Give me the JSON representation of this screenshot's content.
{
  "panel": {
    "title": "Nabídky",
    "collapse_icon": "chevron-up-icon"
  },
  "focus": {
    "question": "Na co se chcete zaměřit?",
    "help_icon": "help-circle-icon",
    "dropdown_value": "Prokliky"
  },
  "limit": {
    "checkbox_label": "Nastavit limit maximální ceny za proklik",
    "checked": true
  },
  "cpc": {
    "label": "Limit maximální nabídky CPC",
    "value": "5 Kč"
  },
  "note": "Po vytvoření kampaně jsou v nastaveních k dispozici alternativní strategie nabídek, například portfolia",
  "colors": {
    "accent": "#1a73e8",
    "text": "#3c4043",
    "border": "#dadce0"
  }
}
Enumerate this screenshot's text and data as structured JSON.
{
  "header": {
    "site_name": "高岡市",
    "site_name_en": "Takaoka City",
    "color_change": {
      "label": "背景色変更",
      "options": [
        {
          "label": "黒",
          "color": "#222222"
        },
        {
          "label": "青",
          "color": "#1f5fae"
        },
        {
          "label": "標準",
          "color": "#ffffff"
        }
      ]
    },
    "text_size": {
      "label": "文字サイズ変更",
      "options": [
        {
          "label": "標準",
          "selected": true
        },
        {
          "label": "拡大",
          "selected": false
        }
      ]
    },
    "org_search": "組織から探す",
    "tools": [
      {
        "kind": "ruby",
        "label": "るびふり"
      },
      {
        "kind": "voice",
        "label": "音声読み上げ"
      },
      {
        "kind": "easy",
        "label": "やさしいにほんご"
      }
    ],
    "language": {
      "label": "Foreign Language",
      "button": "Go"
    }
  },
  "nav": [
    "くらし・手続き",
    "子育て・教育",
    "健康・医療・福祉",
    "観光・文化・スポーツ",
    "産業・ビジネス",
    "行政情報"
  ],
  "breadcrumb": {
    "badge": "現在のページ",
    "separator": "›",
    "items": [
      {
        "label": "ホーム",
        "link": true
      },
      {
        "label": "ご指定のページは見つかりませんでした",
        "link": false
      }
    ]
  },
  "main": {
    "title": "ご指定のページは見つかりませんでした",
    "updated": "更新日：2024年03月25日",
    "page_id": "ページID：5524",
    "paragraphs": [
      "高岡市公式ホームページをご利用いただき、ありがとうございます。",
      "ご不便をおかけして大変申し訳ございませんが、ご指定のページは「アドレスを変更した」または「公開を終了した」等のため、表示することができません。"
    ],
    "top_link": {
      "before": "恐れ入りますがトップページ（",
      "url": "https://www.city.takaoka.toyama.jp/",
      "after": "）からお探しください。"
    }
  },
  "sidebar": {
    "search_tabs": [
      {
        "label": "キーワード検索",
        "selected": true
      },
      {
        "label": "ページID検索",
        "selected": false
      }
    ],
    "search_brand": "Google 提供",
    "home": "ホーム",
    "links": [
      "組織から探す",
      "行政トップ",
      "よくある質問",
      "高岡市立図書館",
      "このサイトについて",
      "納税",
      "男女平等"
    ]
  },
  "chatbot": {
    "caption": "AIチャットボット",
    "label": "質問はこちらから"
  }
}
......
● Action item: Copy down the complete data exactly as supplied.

● Completed exercise:
Give me the JSON representation of this screenshot's content.
{
  "panel": {
    "title": "Nabídky",
    "collapse_icon": "chevron-up-icon"
  },
  "focus": {
    "question": "Na co se chcete zaměřit?",
    "help_icon": "help-circle-icon",
    "dropdown_value": "Prokliky"
  },
  "limit": {
    "checkbox_label": "Nastavit limit maximální ceny za proklik",
    "checked": true
  },
  "cpc": {
    "label": "Limit maximální nabídky CPC",
    "value": "5 Kč"
  },
  "note": "Po vytvoření kampaně jsou v nastaveních k dispozici alternativní strategie nabídek, například portfolia",
  "colors": {
    "accent": "#1a73e8",
    "text": "#3c4043",
    "border": "#dadce0"
  }
}
Enumerate this screenshot's text and data as structured JSON.
{
  "header": {
    "site_name": "高岡市",
    "site_name_en": "Takaoka City",
    "color_change": {
      "label": "背景色変更",
      "options": [
        {
          "label": "黒",
          "color": "#222222"
        },
        {
          "label": "青",
          "color": "#1f5fae"
        },
        {
          "label": "標準",
          "color": "#ffffff"
        }
      ]
    },
    "text_size": {
      "label": "文字サイズ変更",
      "options": [
        {
          "label": "標準",
          "selected": true
        },
        {
          "label": "拡大",
          "selected": false
        }
      ]
    },
    "org_search": "組織から探す",
    "tools": [
      {
        "kind": "ruby",
        "label": "るびふり"
      },
      {
        "kind": "voice",
        "label": "音声読み上げ"
      },
      {
        "kind": "easy",
        "label": "やさしいにほんご"
      }
    ],
    "language": {
      "label": "Foreign Language",
      "button": "Go"
    }
  },
  "nav": [
    "くらし・手続き",
    "子育て・教育",
    "健康・医療・福祉",
    "観光・文化・スポーツ",
    "産業・ビジネス",
    "行政情報"
  ],
  "breadcrumb": {
    "badge": "現在のページ",
    "separator": "›",
    "items": [
      {
        "label": "ホーム",
        "link": true
      },
      {
        "label": "ご指定のページは見つかりませんでした",
        "link": false
      }
    ]
  },
  "main": {
    "title": "ご指定のページは見つかりませんでした",
    "updated": "更新日：2024年03月25日",
    "page_id": "ページID：5524",
    "paragraphs": [
      "高岡市公式ホームページをご利用いただき、ありがとうございます。",
      "ご不便をおかけして大変申し訳ございませんが、ご指定のページは「アドレスを変更した」または「公開を終了した」等のため、表示することができません。"
    ],
    "top_link": {
      "before": "恐れ入りますがトップページ（",
      "url": "https://www.city.takaoka.toyama.jp/",
      "after": "）からお探しください。"
    }
  },
  "sidebar": {
    "search_tabs": [
      {
        "label": "キーワード検索",
        "selected": true
      },
      {
        "label": "ページID検索",
        "selected": false
      }
    ],
    "search_brand": "Google 提供",
    "home": "ホーム",
    "links": [
      "組織から探す",
      "行政トップ",
      "よくある質問",
      "高岡市立図書館",
      "このサイトについて",
      "納税",
      "男女平等"
    ]
  },
  "chatbot": {
    "caption": "AIチャットボット",
    "label": "質問はこちらから"
  }
}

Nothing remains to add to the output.